In operation, when a note is tendered to the bite between the rollers 24 and belts 28, a sensor will activate a motor to drive the pulley 12 and begin the vertical rotation of the belt 16. The bite between the belts 16 and the belts 28 causes movement of the belt 28 as shown in the drawing, with the resultant transport of the note occurring. As the note enters the bite between the belts 16,28, the note path becomes arcuate. At the point, the note also enters the bite between the magnetic head 42 and the belt 44 such that the head 42 can "read" the note. The free wheeling or geared movement of the belt 44 reduces friction at the point of engagement with the head 44, while assuring a close proximity of the note with the magnetic head over a broad arcuate area.

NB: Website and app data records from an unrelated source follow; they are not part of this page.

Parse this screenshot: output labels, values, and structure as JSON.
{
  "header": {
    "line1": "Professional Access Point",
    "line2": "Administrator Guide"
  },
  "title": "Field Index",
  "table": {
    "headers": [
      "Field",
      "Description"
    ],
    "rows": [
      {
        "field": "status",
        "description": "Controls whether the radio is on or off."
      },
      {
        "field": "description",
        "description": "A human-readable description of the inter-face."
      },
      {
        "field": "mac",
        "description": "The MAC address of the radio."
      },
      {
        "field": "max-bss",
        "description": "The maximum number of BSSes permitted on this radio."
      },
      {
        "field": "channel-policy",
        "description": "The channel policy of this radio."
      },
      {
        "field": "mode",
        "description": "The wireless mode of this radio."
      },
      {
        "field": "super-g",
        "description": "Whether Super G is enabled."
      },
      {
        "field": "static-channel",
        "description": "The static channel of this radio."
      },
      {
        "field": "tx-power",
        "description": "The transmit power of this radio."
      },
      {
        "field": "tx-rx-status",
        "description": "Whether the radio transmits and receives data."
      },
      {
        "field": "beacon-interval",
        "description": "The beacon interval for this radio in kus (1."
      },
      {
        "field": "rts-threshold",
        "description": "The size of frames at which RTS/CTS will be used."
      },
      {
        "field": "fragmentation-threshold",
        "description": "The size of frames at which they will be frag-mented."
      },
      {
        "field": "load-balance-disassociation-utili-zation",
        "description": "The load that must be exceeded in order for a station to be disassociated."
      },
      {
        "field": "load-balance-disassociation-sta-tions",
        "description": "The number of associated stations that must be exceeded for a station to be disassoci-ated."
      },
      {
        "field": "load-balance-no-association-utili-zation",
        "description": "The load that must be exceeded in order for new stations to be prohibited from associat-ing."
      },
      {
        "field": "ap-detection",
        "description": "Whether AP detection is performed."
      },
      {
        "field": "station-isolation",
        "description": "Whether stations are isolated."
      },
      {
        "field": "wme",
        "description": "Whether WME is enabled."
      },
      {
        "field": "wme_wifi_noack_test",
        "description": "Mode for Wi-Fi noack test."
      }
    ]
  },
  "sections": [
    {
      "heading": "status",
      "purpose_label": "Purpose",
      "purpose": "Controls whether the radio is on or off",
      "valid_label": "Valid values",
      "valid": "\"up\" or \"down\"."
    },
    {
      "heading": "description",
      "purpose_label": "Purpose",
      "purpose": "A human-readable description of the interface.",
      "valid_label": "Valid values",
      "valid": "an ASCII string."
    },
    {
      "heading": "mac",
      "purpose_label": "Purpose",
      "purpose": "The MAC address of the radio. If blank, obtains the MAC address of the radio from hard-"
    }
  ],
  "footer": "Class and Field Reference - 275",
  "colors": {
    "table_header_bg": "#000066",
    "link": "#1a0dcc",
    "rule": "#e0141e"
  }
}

As the note leaves the bite between the belts 16,28, it continues to be transported by the belt 16 through the bite generated with the bearings 20. The bill is then held in escrow until the transaction is complete, at which time it is punched or otherwise placed into a stacker.

Thus it can be seen that the objects of the invention have been satisfied by the structure presented hereinabove. While in accordance with the patent statutes, only the best mode and preferred embodiment of the invention has been presented and described in detail, it is to be understood that the invention is not limited thereto or thereby. Accordingly, for an appreciation of the true scope and breadth of the invention, reference should be had to the following claims.

Patent Citations
Cited PatentFiling datePublication dateApplicantTitle
US3256968 *Aug 13, 1963Jun 21, 1966Micro Magnetic Ind IncDocument recognizing apparatus
US3293543 *Jul 9, 1962Dec 20, 1966Radar Measurements CorpMagnetic ink tester utilizing a. c. or d. c. magnetization and visual indications
US4585125 *Apr 23, 1985Apr 29, 1986Kabushiki Kaisha NipponcoincoBill discriminator
US4722519 *Sep 5, 1986Feb 2, 1988Mars, Inc.Stacker apparatus
US4858744 *Feb 16, 1988Aug 22, 1989Ardac, Inc.Currency validator
Referenced by
Citing PatentFiling datePublication dateApplicantTitle
US5454462 *Oct 25, 1994Oct 3, 1995Gamemax CorporationStructure of paper money recognition and transmission system
US5485907 *Aug 23, 1994Jan 23, 1996Gamemax CorporationPaper money recognition and transmission system for vending machines
US5678678 *Jun 5, 1995Oct 21, 1997Mars IncorporatedApparatus for measuring the profile of documents
US6032779 *Apr 16, 1998Mar 7, 2000Ncr CorporationControl of magnetic printed sheets
US6076826 *Dec 29, 1993Jun 20, 2000Mars IncorporatedTransport system for document validator
US6119936 *Jun 12, 1998Sep 19, 2000Coin Acceptors, Inc.Bill validator having a magnetic read head with pressurizing device
Classifications
U.S. Classification194/206, 209/534
International ClassificationG07F7/04
Cooperative ClassificationG07F7/04
European ClassificationG07F7/04
Legal Events
DateCodeEventDescription
Nov 19, 2002FPExpired due to failure to pay maintenance fee
Effective date: 20020925
Sep 25, 2002LAPSLapse for failure to pay maintenance fees
Apr 9, 2002REMIMaintenance fee reminder mailed
May 3, 1999SULPSurcharge for late payment
Dec 8, 1998FPExpired due to failure to pay maintenance fee
Effective date: 19980925
Apr 21, 1998REMIMaintenance fee reminder mailed
Jan 20, 1998FPAYFee payment
Year of fee payment: 8
Mar 3, 1997ASAssignment
Owner name: ARDAC INCORPORATED, OHIO
Free format text: RELEASE OF SECURITY AGREEMENT;ASSIGNOR:PROVIDENT BANK, THE;REEL/FRAME:008376/0673
Effective date: 19970224
Jan 5, 1996ASAssignment
Owner name: PROVIDENT BANK, THE, OHIO
Free format text: SECURITY INTEREST;ASSIGNOR:ARCAC INCORPORATED;REEL/FRAME:007881/0431
Effective date: 19960102
Oct 6, 1993FPAYFee payment
Year of fee payment: 4
Mar 20, 1989ASAssignment
Owner name: ARDAC, INC., A CORP. OF OH, STATELESS
Free format text: ASSIGNMENT OF ASSIGNORS INTEREST.;ASSIGNORS:SURIS, VLADIMIR;IKEMORI, KAZUHIRO;MIURA, TATSUYUKI;AND OTHERS;REEL/FRAME:005055/0971;SIGNING DATES FROM 19890314 TO 19890320